Given records:

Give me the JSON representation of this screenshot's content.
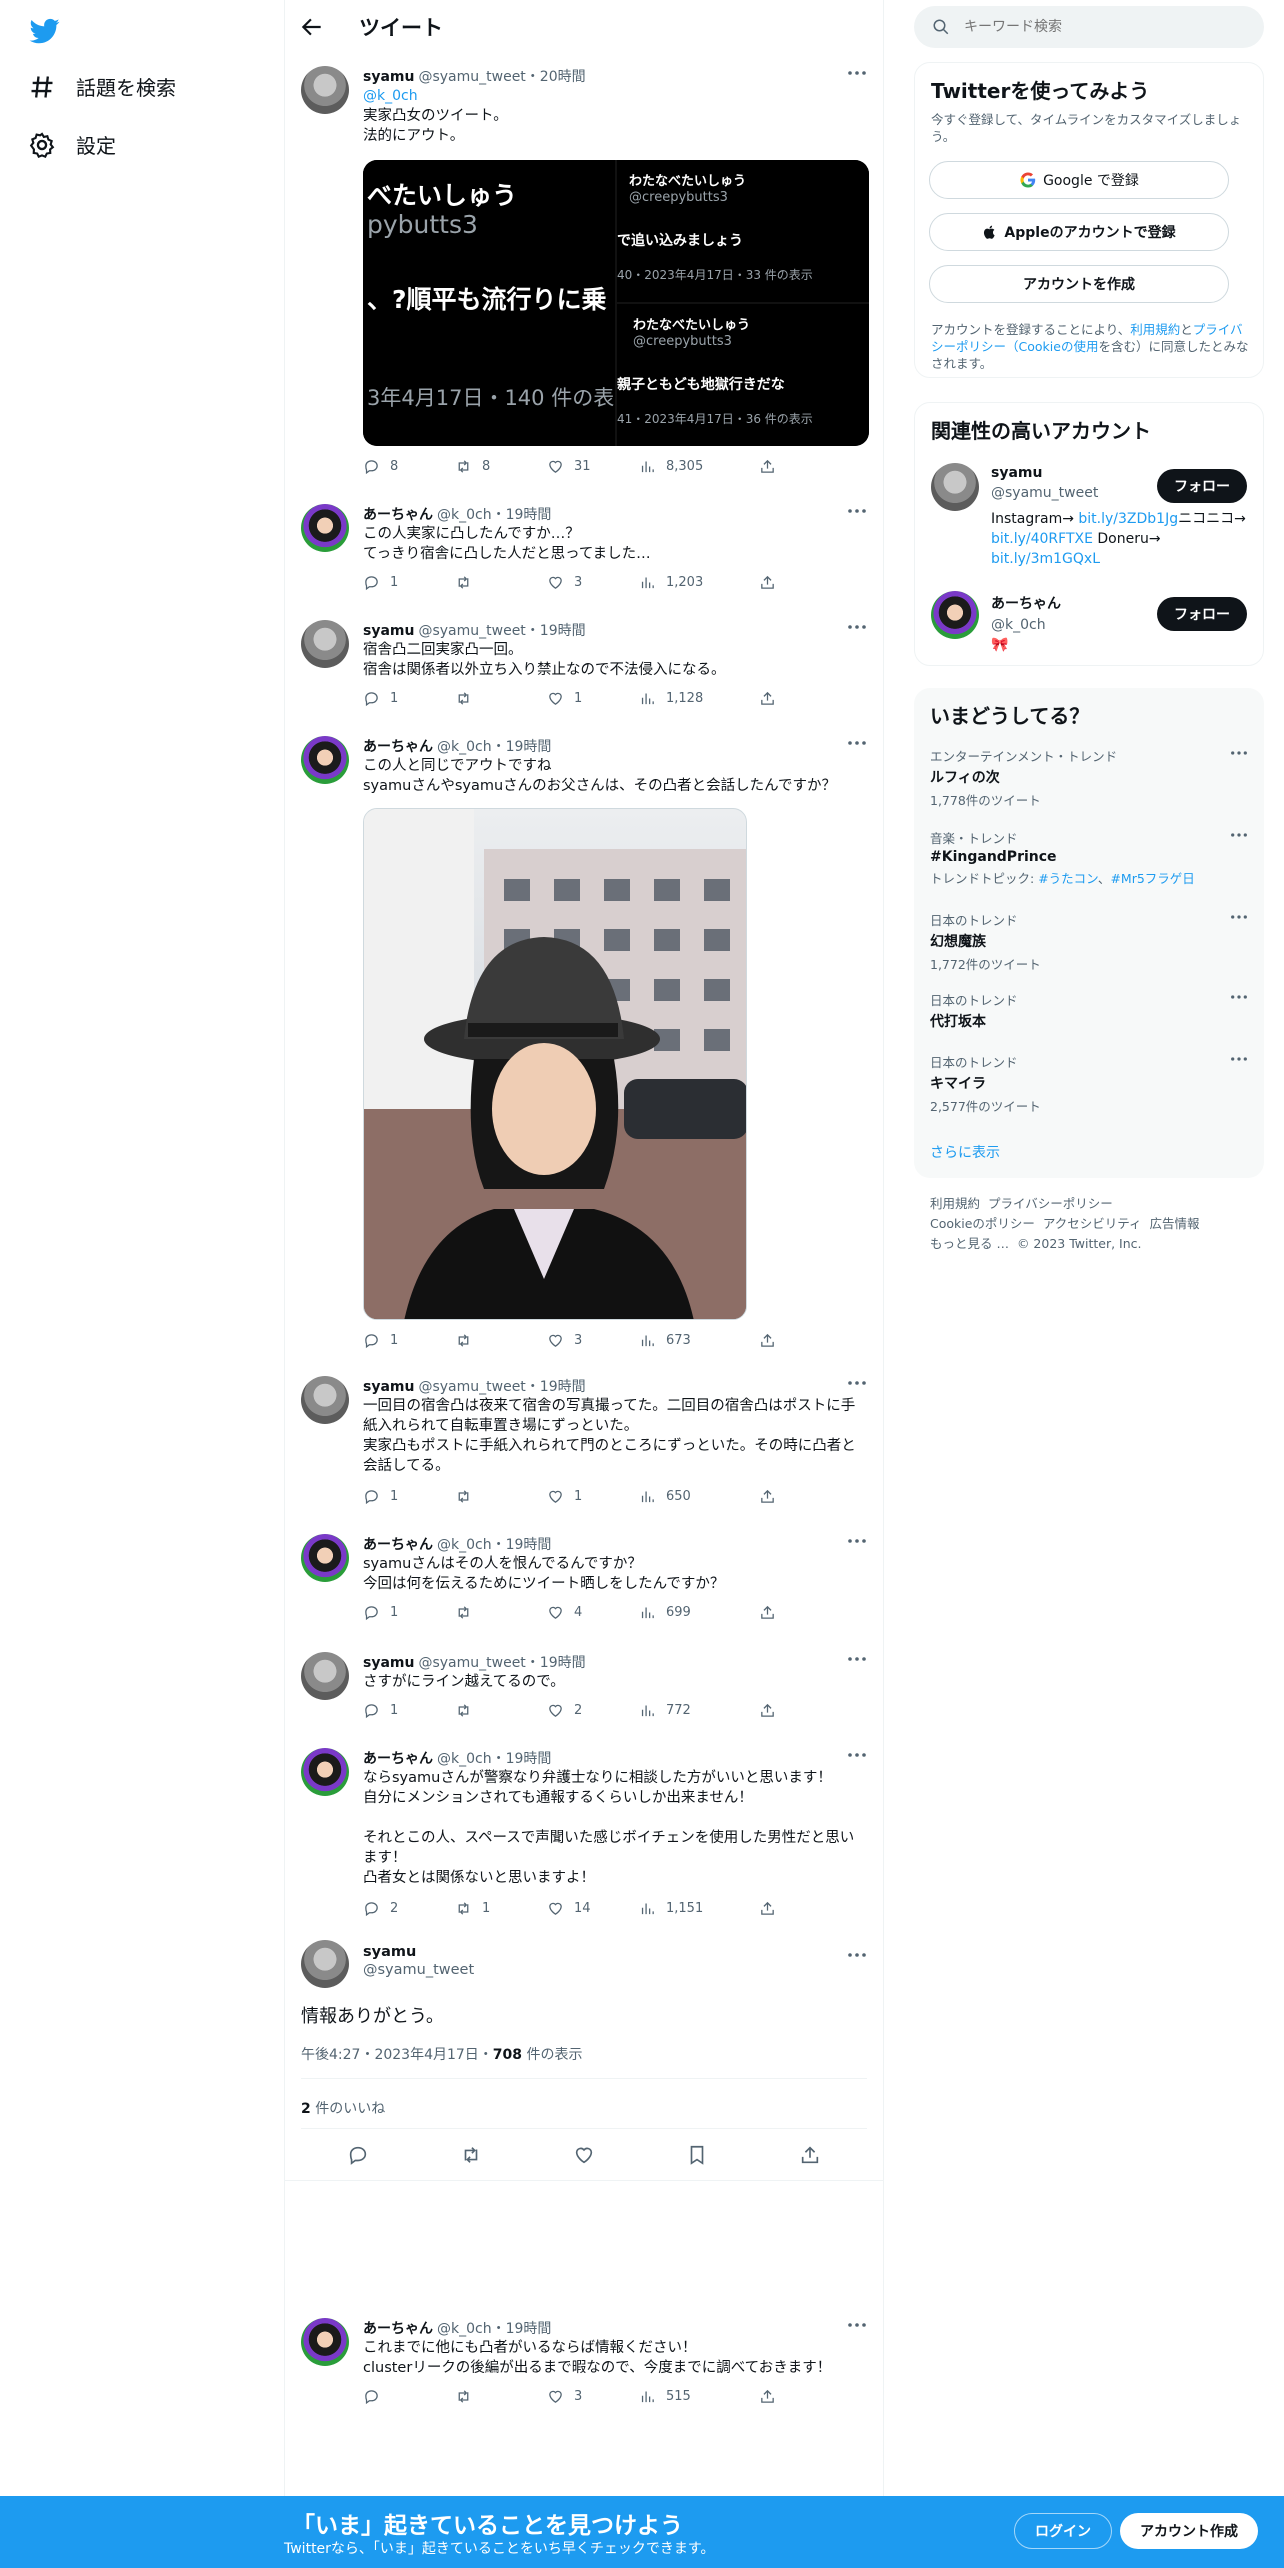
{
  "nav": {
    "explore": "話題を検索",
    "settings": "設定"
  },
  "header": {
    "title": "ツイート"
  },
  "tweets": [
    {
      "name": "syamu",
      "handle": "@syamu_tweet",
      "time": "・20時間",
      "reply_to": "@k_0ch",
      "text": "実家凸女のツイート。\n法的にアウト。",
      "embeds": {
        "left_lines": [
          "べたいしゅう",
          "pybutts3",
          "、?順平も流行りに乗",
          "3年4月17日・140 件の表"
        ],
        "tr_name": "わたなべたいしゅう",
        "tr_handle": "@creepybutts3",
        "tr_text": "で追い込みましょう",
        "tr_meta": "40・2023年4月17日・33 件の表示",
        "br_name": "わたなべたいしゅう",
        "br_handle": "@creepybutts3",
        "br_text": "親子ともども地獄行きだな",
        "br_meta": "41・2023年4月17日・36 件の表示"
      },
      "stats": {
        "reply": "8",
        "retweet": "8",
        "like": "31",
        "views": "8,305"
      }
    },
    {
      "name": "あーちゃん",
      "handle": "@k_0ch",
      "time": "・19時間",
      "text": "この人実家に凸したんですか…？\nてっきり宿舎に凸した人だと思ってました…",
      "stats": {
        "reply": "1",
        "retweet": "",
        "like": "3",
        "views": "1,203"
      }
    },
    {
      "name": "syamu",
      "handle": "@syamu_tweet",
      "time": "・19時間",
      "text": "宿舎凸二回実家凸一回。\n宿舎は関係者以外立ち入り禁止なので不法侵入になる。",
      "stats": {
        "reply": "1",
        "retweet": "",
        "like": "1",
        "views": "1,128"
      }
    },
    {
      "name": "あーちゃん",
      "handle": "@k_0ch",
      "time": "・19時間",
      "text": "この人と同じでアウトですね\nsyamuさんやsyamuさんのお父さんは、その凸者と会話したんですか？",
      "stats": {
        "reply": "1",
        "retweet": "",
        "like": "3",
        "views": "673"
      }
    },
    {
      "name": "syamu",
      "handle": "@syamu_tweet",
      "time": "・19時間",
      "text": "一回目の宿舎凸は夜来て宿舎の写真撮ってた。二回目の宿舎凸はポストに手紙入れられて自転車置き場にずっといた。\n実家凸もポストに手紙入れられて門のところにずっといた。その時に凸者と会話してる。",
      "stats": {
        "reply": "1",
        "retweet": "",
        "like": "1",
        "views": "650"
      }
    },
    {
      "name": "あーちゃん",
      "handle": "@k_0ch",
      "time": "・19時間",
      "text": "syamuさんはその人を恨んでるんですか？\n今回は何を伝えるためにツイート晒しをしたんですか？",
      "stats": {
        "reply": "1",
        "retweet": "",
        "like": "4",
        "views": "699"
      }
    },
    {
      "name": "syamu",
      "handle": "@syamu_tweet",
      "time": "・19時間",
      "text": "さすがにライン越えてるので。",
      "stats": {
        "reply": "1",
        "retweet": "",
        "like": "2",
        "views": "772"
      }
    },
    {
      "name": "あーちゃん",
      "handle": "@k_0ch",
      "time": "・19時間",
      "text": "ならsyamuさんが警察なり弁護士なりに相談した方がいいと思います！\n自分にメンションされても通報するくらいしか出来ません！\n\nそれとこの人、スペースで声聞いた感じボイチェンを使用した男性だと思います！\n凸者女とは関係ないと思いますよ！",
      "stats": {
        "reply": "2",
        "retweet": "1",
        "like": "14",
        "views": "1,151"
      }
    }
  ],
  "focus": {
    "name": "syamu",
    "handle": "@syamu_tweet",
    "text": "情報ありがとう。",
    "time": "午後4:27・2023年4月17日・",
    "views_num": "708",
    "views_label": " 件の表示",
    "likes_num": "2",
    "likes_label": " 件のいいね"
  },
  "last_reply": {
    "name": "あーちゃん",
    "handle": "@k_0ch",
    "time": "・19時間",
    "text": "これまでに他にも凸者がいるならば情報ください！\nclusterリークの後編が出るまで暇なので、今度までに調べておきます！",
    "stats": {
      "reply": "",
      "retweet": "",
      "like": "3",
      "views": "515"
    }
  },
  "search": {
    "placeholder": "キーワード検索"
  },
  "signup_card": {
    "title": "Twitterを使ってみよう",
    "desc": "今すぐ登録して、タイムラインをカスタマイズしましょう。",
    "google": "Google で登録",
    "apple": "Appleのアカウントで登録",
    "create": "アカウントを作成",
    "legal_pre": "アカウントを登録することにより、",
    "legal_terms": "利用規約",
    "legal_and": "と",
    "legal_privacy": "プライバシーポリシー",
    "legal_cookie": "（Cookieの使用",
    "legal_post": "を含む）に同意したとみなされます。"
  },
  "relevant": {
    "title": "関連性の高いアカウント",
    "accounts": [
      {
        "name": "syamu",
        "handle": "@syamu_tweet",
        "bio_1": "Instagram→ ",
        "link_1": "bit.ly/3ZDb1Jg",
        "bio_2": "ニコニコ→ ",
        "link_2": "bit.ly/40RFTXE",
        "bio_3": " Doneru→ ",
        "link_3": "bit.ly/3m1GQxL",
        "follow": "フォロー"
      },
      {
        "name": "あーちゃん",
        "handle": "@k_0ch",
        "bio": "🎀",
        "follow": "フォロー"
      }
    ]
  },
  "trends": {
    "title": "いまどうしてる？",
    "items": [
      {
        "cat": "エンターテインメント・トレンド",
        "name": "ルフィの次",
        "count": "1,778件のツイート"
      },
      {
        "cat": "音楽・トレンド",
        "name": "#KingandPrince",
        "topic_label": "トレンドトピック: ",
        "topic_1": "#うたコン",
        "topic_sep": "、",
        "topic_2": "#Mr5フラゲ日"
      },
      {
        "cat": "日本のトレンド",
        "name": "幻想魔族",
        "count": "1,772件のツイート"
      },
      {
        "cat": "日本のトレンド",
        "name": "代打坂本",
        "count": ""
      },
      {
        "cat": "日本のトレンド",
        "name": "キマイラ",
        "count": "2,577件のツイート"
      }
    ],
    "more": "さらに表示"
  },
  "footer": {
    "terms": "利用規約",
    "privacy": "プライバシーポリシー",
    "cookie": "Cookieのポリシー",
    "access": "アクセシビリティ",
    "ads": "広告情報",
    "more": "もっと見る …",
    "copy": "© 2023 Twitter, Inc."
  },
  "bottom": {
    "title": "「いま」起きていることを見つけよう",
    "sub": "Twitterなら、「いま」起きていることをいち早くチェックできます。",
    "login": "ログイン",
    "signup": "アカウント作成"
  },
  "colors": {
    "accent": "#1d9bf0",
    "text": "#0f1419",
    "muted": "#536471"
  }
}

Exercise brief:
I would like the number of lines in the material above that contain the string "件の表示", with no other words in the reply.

Solution to this problem:
3